Then there’s the other editorial warhorse for liberal thought, The New Republic. Like The Nation, it once had a sterling reputation for great theater criticism — Robert Brustein is still listed on the masthead as its critic, a position he has held since 1959. A search of TNR’s website doesn’t show Brustein byline for several years now, and frankly I can’t recall any TNR staffer or stringer attending any live theater production, Broadway, Off-Broadway, Off-Off-Broadway or regional, for years and years and years. (Here’s the answer to the question I suspect you’re asking: No, I don’t read TNR or The Nation with any regularity. Their antipathy toward culture coverage doesn’t encourage me to pick it up.)

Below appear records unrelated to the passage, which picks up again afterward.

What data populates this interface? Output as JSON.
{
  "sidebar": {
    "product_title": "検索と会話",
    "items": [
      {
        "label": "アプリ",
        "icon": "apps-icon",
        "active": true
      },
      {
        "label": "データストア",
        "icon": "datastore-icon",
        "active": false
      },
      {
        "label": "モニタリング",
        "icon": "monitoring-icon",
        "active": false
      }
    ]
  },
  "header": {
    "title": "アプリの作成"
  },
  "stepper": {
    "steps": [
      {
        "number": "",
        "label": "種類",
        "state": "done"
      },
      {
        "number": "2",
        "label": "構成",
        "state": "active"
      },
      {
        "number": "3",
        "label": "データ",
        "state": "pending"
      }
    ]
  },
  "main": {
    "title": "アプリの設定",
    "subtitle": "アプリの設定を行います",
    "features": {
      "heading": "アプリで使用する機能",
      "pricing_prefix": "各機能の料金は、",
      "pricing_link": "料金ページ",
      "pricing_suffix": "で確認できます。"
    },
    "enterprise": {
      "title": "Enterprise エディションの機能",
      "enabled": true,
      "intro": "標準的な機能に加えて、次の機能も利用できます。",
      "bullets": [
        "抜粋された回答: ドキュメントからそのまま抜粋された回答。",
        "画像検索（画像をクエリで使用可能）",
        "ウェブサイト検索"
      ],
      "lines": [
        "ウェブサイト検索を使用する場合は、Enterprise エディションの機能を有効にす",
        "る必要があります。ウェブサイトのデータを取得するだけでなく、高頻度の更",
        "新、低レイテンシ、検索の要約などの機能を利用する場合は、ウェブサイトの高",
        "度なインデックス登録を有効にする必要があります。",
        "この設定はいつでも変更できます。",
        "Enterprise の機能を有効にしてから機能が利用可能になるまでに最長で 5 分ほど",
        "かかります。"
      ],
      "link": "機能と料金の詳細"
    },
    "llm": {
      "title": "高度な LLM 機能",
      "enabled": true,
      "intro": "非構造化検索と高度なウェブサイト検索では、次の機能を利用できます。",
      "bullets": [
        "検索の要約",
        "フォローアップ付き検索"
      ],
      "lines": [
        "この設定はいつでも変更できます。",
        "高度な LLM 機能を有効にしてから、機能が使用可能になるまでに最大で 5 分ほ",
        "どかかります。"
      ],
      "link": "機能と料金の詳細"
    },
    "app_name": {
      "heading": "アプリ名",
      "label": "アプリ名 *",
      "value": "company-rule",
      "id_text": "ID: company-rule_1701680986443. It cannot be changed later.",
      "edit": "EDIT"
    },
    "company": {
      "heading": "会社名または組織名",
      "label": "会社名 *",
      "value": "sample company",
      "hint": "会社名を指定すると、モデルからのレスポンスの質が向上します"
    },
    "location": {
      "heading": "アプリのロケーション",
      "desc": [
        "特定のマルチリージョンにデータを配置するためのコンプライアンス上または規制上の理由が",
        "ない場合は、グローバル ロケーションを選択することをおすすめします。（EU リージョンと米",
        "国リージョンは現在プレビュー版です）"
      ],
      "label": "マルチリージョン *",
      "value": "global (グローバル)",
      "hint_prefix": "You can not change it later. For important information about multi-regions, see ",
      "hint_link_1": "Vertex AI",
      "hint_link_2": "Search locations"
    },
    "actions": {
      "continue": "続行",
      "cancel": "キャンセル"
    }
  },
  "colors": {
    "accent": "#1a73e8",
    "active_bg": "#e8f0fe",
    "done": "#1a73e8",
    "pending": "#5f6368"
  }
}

Last week, meanwhile, TNR announced that it had appointed the distinguished cinema guru David Thomson to lead a new online section on movies. In a note to readers of the magazine, longtime literary editor Leon Wieseltier extolled Thomson’s genius, and compared him most favorably with Stanley Kauffmann, who has served as TNR’s film critic since — well, the year before Brustein shimmied onto the masthead. Kauffmann, who turns 95 this year, doesn’t attend film screenings and some years ago stopped attending the theater, his first love. At his age and stage of the game, I wouldn’t chastise him for this, but for me, as a person taking great interest in theater criticism and cultural criticism as a whole, it feels very much like the vanden Heuvel/Palattella ostrich syndrome all over again. Is there no live theater anywhere in the U.S. that is worthy of coverage in TNR? I want to be clear that I don’t mean Broadway, or even New York, when I ask this question. I’m not advocating TNR rush a writer into Driving Miss Daisy to spotlight the plight of the American elderly or ponder how Mitt Romney might politicize the upcoming musical The Book of Mormon. But surely, with such an ongoing avalanche of new work being produce around the country there is something for someone to write at some time, isn’t there?
Ah, but underneath: Movies advertise. If only magazines were honest about what powers their editorial decisions.